On 29 December 2016, Mohamed Abdullah Younis of the UAE-based Future Centre for Advanced Research and Studies outlined 10 concepts that would act as the “driving forces” of the near future, not just of the Middle East but of the world. The first was “Protracted Instability” which basically signifies that our future would more or less be a continuation of the present. The reverse is to be found in the second concept, “Recovery and Resilience” which is about the ability to respond to crises, recuperate energies and “bounce back”. The third, “Stateless Societies”, is perhaps the bleakest, a condition in which societies revert to primary social formations and affiliations that assume the functions of the state because state institutions have collapsed or the performance of their functions has deteriorated too much. An example was to be found in Lebanon where, at times when there was no president or central government, tribal militias undertook the security functions of the state. The fourth concept, “Grey Zone Conflicts”, in which regions live on a shaky brink between war and peace, may lead to the fifth, “Minimal Settlements”, whereby warring parties manage to establish a minimum degree of coexistence. If the foregoing concepts speak of circumstances of varying levels of difficulty, the strains are aggravated by the conditions or phenomena encapsulated in the remaining five concepts: “Network Terrorism”, “Populist Discourse”, “Cyber Exposure”, “Sharing Economies” and “Globalisation in Retreat”. These latter concepts sum up a world that entered the third millennium full of optimism and liberal ideals inspired by the power of science, technology and the prospects of greater inter-human communication but that suddenly encountered setbacks and declines of different sorts and different degrees of severity.

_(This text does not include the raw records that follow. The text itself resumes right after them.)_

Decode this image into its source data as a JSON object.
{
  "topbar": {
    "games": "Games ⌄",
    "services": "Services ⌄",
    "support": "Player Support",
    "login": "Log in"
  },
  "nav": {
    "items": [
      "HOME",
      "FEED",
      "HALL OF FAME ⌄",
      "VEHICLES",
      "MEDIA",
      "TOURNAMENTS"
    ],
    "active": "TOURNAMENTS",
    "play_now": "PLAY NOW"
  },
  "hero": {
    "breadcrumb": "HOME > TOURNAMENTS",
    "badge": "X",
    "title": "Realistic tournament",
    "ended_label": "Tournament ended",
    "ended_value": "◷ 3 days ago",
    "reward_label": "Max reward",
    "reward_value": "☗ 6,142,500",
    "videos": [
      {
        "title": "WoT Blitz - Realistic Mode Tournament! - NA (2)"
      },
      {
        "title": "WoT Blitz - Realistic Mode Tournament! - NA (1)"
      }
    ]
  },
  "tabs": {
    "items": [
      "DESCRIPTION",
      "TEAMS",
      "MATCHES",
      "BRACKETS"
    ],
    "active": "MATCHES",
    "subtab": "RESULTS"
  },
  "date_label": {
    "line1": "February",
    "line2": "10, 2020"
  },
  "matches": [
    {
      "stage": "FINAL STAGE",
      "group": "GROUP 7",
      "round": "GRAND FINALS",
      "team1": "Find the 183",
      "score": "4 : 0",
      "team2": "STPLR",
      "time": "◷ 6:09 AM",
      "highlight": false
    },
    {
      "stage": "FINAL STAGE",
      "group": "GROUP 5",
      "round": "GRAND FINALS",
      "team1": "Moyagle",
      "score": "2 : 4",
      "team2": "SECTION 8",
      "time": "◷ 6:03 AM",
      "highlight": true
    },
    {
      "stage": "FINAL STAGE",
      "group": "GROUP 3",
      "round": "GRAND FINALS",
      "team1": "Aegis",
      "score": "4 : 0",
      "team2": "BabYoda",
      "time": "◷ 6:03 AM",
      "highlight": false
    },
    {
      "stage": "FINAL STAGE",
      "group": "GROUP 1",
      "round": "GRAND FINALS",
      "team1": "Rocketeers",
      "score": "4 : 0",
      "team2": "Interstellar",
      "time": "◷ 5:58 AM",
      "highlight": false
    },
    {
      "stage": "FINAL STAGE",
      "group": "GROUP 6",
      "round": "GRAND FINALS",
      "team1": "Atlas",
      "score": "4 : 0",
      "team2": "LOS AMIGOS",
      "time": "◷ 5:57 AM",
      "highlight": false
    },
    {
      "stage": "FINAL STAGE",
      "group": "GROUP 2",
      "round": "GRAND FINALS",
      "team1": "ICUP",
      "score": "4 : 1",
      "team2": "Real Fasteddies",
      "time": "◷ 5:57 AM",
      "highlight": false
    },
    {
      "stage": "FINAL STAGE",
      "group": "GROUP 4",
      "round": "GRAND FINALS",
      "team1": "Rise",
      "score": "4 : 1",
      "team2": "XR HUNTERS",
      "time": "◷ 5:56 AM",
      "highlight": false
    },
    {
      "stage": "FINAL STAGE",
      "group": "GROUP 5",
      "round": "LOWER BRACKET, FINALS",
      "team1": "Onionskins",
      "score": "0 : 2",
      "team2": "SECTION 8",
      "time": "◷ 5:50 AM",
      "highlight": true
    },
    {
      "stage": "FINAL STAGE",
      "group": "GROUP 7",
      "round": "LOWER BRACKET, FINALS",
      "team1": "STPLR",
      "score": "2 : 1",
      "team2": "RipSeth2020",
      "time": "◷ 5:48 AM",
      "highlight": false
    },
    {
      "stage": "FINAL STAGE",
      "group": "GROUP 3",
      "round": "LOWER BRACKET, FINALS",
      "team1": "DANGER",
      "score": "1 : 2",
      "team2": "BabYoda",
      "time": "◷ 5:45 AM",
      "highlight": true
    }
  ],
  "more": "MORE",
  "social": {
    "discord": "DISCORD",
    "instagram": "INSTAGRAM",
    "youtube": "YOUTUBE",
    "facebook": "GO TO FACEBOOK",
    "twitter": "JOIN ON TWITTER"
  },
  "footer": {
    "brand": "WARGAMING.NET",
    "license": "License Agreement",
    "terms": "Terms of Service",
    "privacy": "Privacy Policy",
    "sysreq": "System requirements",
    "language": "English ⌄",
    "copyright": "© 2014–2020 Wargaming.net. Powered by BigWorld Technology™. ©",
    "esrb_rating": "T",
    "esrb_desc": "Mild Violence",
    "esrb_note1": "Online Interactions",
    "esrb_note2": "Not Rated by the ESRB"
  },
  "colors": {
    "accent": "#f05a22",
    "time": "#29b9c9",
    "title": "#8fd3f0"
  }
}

The 10 concepts above are useful for defining the current situation, but they do not address the role of policy and its ability to overcome the effects and repercussions of conflict as occurred in the aftermath of the two world wars and the Cold War. Each of these periods was characterised by universal change through institutions that had not previously existed. While our region has been the focus of political thought in other parts of the world, what it desperately needs is for the thinking process to begin at home. We have seen the rise of national projects, such as the 2030 visions in Egypt and Saudi Arabia. The time has come to turn our minds to a regional project for the future. The process must begin immediately. We cannot afford to put it off.
The writer is chairman of the board, CEO and director of the Regional Centre for Strategic Studies.